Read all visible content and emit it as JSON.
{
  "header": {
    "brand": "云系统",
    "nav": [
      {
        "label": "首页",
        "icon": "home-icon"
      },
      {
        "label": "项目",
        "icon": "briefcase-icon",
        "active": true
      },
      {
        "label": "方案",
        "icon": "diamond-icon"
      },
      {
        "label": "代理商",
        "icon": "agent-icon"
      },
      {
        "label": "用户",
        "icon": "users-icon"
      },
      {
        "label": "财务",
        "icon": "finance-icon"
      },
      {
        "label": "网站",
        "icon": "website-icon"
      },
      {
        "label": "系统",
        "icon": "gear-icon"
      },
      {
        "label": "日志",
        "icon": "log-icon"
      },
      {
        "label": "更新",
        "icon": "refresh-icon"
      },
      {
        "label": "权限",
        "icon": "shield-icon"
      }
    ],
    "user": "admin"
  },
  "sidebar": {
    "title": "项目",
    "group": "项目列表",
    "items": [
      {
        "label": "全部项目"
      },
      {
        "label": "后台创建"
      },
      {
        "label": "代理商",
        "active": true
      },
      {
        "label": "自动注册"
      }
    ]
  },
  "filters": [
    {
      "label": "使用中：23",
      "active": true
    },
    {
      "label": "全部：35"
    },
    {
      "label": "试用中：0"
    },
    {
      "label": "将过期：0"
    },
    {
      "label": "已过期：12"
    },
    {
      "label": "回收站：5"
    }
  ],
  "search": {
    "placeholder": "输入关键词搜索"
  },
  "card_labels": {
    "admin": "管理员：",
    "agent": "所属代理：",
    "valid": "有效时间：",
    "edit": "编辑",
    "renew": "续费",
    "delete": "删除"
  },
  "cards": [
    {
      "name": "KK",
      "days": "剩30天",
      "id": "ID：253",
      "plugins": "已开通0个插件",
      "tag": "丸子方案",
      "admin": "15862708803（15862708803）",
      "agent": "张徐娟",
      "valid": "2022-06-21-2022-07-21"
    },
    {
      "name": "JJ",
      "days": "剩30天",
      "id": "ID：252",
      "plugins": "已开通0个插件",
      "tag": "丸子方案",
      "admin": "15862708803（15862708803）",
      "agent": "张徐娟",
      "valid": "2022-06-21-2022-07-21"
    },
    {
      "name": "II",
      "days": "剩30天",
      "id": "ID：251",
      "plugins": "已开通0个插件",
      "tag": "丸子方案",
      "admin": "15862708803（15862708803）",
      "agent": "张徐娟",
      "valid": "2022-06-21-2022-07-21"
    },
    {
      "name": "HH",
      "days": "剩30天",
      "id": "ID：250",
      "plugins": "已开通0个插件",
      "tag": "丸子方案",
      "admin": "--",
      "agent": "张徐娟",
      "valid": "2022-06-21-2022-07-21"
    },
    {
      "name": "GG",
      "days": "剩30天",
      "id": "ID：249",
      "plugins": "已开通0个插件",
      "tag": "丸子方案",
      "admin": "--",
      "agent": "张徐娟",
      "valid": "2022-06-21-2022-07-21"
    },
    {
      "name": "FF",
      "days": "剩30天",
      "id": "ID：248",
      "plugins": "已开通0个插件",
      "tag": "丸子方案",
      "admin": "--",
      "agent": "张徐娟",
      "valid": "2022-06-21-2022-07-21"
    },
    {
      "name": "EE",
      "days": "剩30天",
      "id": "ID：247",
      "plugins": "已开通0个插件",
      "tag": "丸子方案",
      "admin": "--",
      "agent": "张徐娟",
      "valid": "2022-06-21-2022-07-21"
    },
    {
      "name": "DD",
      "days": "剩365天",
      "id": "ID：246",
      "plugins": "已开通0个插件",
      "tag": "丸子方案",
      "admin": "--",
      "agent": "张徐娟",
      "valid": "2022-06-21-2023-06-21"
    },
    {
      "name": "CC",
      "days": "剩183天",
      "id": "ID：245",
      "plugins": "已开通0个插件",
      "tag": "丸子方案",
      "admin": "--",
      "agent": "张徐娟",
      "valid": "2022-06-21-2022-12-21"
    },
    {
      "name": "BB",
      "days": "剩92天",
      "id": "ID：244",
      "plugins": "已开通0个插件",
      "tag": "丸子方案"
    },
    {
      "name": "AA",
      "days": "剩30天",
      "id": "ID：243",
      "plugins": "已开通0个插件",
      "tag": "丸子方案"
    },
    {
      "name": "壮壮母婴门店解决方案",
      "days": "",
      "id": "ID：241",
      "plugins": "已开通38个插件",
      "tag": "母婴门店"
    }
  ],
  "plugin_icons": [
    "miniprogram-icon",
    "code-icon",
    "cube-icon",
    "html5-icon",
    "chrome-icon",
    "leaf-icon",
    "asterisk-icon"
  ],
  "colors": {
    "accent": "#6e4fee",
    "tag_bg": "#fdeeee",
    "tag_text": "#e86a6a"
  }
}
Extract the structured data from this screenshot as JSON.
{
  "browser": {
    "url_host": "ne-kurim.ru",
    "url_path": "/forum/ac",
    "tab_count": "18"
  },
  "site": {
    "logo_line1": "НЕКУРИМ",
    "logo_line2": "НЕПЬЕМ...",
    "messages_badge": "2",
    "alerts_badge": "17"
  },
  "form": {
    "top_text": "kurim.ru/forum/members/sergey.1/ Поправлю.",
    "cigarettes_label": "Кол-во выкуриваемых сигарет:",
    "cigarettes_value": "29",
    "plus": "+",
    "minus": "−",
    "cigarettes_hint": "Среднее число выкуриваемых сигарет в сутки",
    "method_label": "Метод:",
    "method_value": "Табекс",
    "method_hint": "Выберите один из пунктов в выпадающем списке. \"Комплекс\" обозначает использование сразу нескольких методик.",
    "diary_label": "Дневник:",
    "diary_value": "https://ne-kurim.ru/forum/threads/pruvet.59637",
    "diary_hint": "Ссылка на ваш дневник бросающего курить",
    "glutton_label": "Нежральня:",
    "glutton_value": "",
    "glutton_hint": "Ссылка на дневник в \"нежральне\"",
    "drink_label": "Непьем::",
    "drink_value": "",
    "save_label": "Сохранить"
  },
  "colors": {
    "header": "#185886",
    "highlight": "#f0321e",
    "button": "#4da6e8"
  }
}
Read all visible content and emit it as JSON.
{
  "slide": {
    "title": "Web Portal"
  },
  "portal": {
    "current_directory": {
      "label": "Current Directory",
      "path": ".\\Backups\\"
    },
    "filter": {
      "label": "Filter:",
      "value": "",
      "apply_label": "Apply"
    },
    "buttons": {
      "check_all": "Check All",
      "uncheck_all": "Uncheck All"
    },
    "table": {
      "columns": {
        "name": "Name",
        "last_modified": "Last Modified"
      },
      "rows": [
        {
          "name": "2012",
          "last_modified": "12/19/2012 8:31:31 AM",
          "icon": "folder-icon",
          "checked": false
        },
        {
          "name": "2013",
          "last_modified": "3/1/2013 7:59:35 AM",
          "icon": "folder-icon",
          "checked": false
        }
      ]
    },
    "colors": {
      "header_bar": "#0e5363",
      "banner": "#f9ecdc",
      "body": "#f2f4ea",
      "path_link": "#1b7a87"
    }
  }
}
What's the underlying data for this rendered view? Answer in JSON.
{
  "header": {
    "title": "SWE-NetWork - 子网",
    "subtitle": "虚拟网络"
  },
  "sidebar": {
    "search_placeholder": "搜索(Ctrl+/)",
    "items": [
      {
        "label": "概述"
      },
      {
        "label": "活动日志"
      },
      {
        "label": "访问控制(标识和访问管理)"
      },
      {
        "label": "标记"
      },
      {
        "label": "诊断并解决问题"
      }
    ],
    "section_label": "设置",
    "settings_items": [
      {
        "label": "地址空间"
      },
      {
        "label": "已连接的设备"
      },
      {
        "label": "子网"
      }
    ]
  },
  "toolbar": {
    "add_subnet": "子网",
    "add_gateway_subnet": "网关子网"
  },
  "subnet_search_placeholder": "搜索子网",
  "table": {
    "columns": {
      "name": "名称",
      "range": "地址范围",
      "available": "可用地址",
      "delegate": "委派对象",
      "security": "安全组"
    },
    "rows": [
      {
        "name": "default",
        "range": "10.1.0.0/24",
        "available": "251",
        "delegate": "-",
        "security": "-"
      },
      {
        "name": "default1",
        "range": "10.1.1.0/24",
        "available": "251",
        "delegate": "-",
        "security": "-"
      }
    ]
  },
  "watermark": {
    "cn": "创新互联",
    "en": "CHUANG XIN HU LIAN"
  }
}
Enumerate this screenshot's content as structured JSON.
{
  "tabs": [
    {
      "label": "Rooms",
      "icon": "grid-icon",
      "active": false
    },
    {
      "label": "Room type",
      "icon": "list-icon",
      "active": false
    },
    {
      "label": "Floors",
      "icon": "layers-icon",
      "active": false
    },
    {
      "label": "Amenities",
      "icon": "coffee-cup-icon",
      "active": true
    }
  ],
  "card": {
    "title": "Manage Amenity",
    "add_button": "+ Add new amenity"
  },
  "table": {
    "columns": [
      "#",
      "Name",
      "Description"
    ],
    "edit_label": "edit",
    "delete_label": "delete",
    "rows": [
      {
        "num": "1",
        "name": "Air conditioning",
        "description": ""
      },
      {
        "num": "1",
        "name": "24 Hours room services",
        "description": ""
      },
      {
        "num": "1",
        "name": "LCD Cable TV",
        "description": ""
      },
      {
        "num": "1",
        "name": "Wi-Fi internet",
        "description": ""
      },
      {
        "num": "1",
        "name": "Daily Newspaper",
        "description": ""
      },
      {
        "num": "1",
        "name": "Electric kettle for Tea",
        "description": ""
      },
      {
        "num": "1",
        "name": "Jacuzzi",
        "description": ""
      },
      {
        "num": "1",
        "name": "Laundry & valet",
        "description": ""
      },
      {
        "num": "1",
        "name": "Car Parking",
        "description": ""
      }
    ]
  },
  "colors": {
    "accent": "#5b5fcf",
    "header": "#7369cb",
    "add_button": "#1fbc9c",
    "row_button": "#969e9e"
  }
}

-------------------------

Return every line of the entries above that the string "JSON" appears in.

Read all visible content and emit it as JSON.
Extract the structured data from this screenshot as JSON.
Read all visible content and emit it as JSON.
What's the underlying data for this rendered view? Answer in JSON.
Enumerate this screenshot's content as structured JSON.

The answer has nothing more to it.